The European Union voiced out its concerns over the possible impact on competition Lufthansa’s takeover of Air Berlin’s routes might have on competition.
“We have quite deep competition concerns because there is a risk that on some routes Lufthansa becomes de facto a monopoly,” said EU Competition Commissioner, Margrethe Vestager.
The caution comes in the wake of Lufthansa offering concessions to persuade the European Commission to approve its proposed purchase of the parts of Air Berlin.
The group hopes to pony up €210 million ($250 million) for 81 aircraft from Air Berlin’s 140-strong fleet, in addition to takeoff and landing slots, as well as Austrian subsidiary Niki.
But Vestager commented that she is now seeking opinions from customers and competitors in the European aviation market to do away with any anti-trust concerns about the purchase.
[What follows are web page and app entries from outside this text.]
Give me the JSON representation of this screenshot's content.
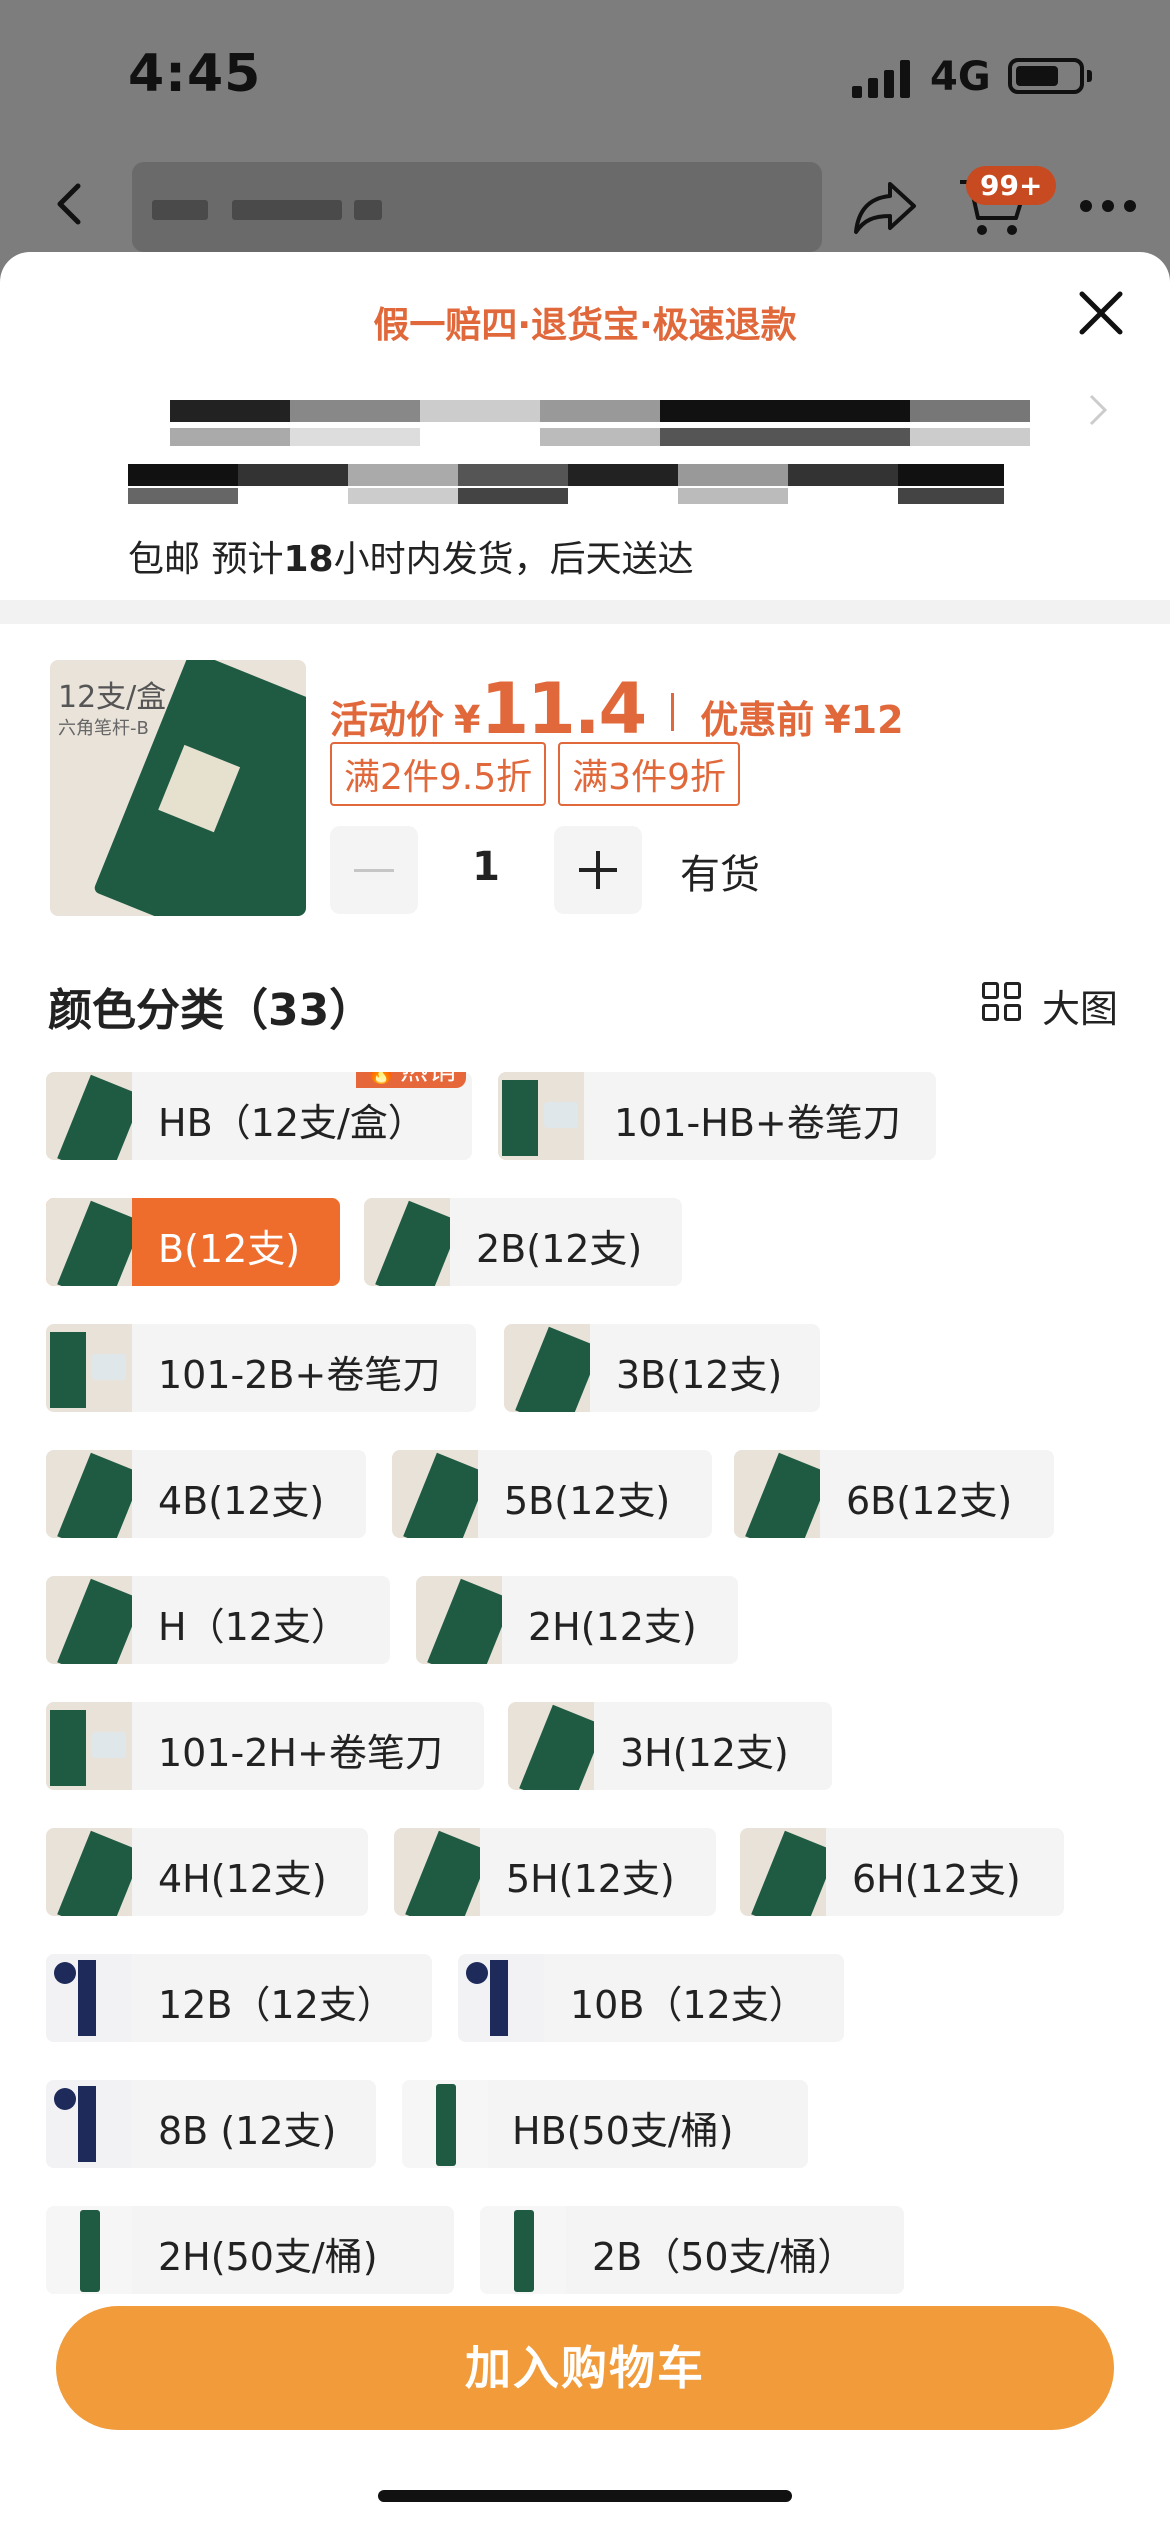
{
  "status_bar": {
    "time": "4:45",
    "network": "4G"
  },
  "nav": {
    "cart_badge": "99+"
  },
  "sheet": {
    "promo": "假一赔四·退货宝·极速退款",
    "shipping": {
      "pre": "包邮 预计",
      "hours": "18",
      "post": "小时内发货，后天送达"
    }
  },
  "product": {
    "thumb_tag": "12支/盒",
    "thumb_sub": "六角笔杆-B",
    "price_label": "活动价",
    "currency": "¥",
    "price": "11.4",
    "orig_label": "优惠前",
    "orig_price": "12",
    "coupons": [
      "满2件9.5折",
      "满3件9折"
    ],
    "quantity": "1",
    "stock": "有货"
  },
  "variants_section": {
    "title": "颜色分类（33）",
    "big_view": "大图",
    "hot_label": "热销"
  },
  "variants": [
    {
      "label": "HB（12支/盒）",
      "img": "box",
      "hot": true
    },
    {
      "label": "101-HB+卷笔刀",
      "img": "kit"
    },
    {
      "label": "B(12支)",
      "img": "box",
      "selected": true
    },
    {
      "label": "2B(12支)",
      "img": "box"
    },
    {
      "label": "101-2B+卷笔刀",
      "img": "kit"
    },
    {
      "label": "3B(12支)",
      "img": "box"
    },
    {
      "label": "4B(12支)",
      "img": "box"
    },
    {
      "label": "5B(12支)",
      "img": "box"
    },
    {
      "label": "6B(12支)",
      "img": "box"
    },
    {
      "label": "H（12支）",
      "img": "box"
    },
    {
      "label": "2H(12支)",
      "img": "box"
    },
    {
      "label": "101-2H+卷笔刀",
      "img": "kit"
    },
    {
      "label": "3H(12支)",
      "img": "box"
    },
    {
      "label": "4H(12支)",
      "img": "box"
    },
    {
      "label": "5H(12支)",
      "img": "box"
    },
    {
      "label": "6H(12支)",
      "img": "box"
    },
    {
      "label": "12B（12支）",
      "img": "blue"
    },
    {
      "label": "10B（12支）",
      "img": "blue"
    },
    {
      "label": "8B (12支)",
      "img": "blue"
    },
    {
      "label": "HB(50支/桶)",
      "img": "tube"
    },
    {
      "label": "2H(50支/桶)",
      "img": "tube"
    },
    {
      "label": "2B（50支/桶）",
      "img": "tube"
    }
  ],
  "add_to_cart": "加入购物车",
  "colors": {
    "accent": "#e0683a",
    "selected_chip": "#ef6d2c",
    "cta": "#f19b3a",
    "pencil_green": "#1f5b43"
  }
}
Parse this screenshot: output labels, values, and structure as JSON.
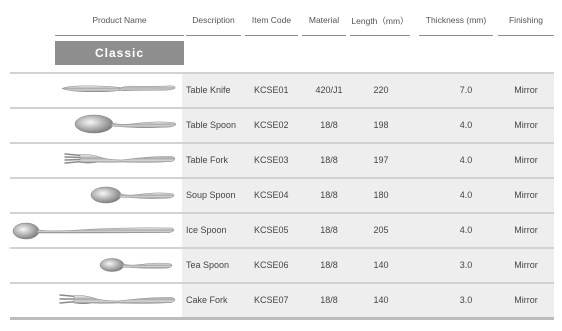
{
  "headers": {
    "product_name": "Product Name",
    "description": "Description",
    "item_code": "Item Code",
    "material": "Material",
    "length": "Length（mm）",
    "thickness": "Thickness (mm)",
    "finishing": "Finishing"
  },
  "section": {
    "label": "Classic"
  },
  "rows": [
    {
      "icon": "table-knife-icon",
      "description": "Table Knife",
      "item_code": "KCSE01",
      "material": "420/J1",
      "length": "220",
      "thickness": "7.0",
      "finishing": "Mirror"
    },
    {
      "icon": "table-spoon-icon",
      "description": "Table Spoon",
      "item_code": "KCSE02",
      "material": "18/8",
      "length": "198",
      "thickness": "4.0",
      "finishing": "Mirror"
    },
    {
      "icon": "table-fork-icon",
      "description": "Table Fork",
      "item_code": "KCSE03",
      "material": "18/8",
      "length": "197",
      "thickness": "4.0",
      "finishing": "Mirror"
    },
    {
      "icon": "soup-spoon-icon",
      "description": "Soup Spoon",
      "item_code": "KCSE04",
      "material": "18/8",
      "length": "180",
      "thickness": "4.0",
      "finishing": "Mirror"
    },
    {
      "icon": "ice-spoon-icon",
      "description": "Ice Spoon",
      "item_code": "KCSE05",
      "material": "18/8",
      "length": "205",
      "thickness": "4.0",
      "finishing": "Mirror"
    },
    {
      "icon": "tea-spoon-icon",
      "description": "Tea Spoon",
      "item_code": "KCSE06",
      "material": "18/8",
      "length": "140",
      "thickness": "3.0",
      "finishing": "Mirror"
    },
    {
      "icon": "cake-fork-icon",
      "description": "Cake Fork",
      "item_code": "KCSE07",
      "material": "18/8",
      "length": "140",
      "thickness": "3.0",
      "finishing": "Mirror"
    }
  ]
}
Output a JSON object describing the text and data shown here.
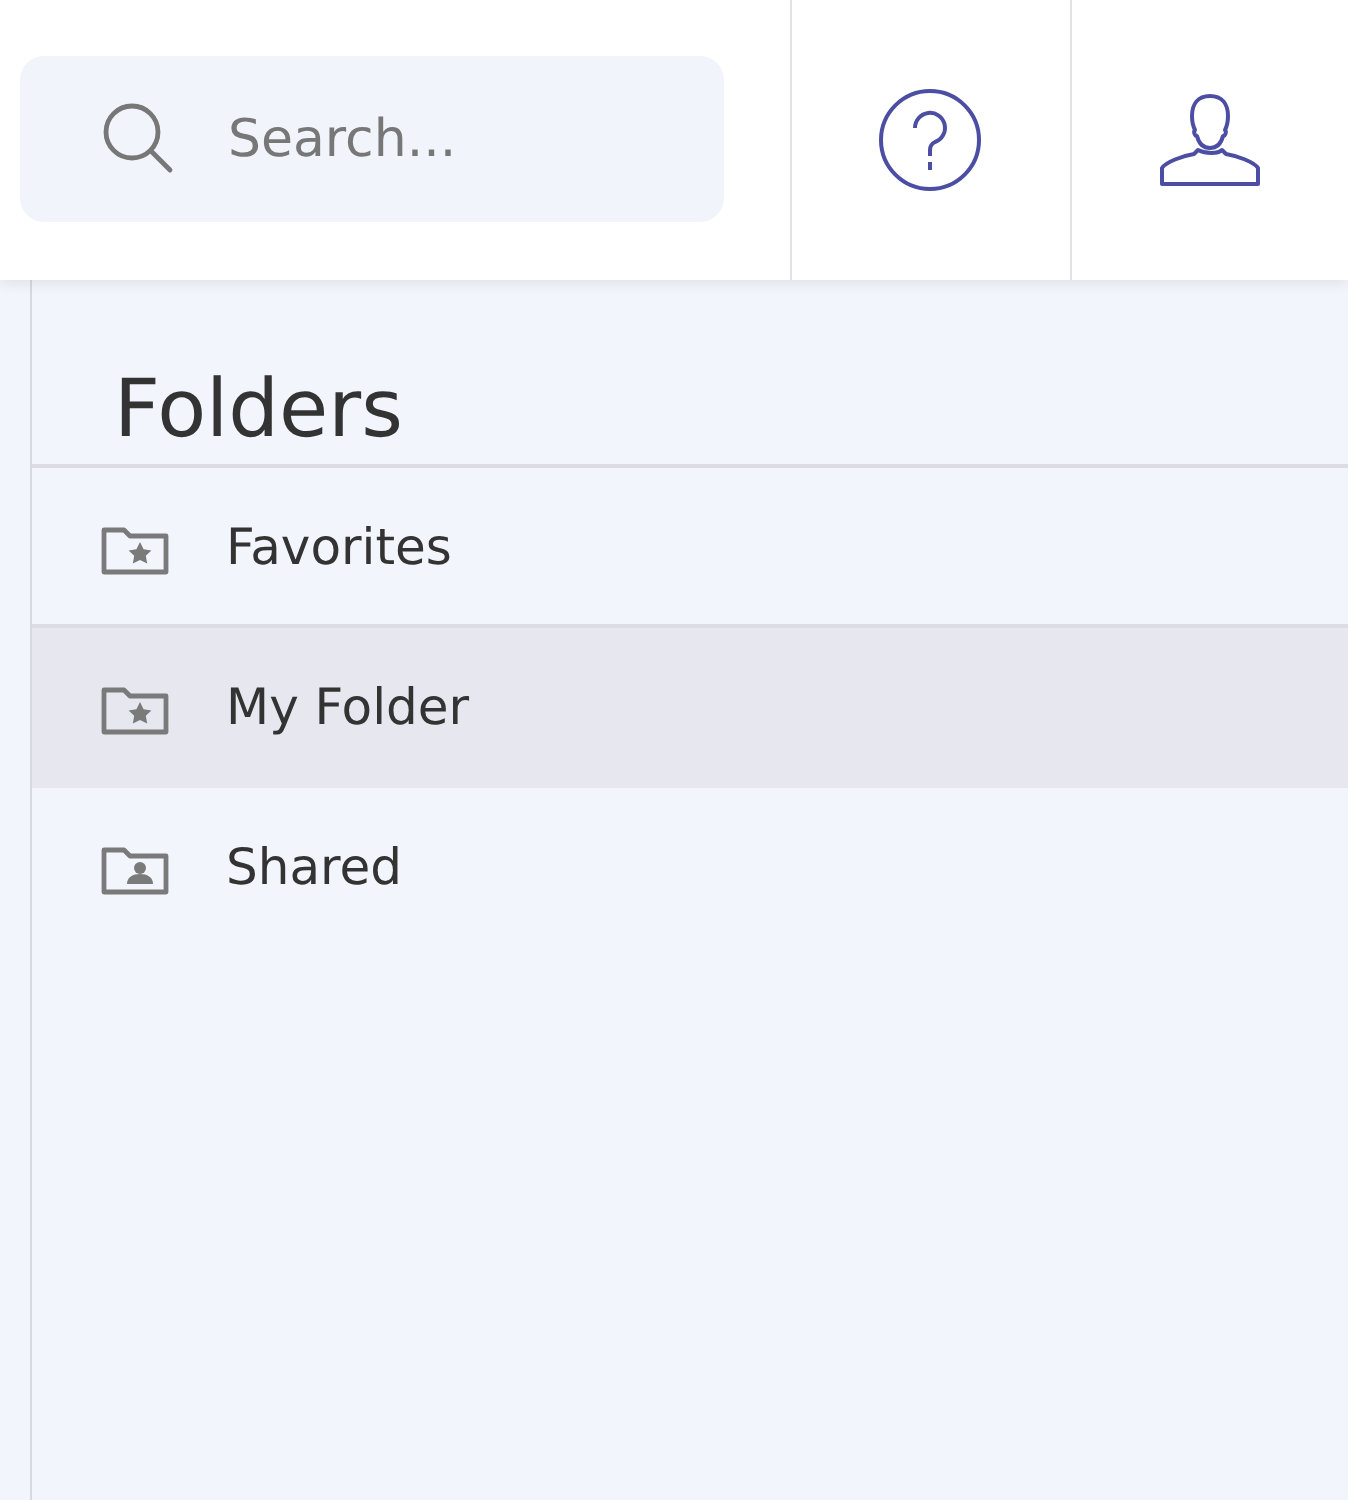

Lufthansa might also have to surrender routes in exchange for approval.
Lufthansa Chief Executive Carsten Spohr said that they are ready to meet Vestager’s demands.
Air Berlin triggered bankruptcy measures in August after failing a cash lifeline from its biggest stakeholder, Etihad Airways.
Its aircraft were kept operational by a €150 million emergency loan from the German government while it discussed the sale of its assets.
Since the October deal, the EU has permitted Lufthansa to operate some of Air Berlin’s planes to ensure there were no negative effects on air travelers.
Vestager emphatically clarified that her main priority is to now examine the long-term impact this might have on customers.
In “the long term it is important for the passengers in Germany and in Austria to have choice and also have businesses competing in order to keep prices down because the risk of any monopoly of course is that prices go up,” she said.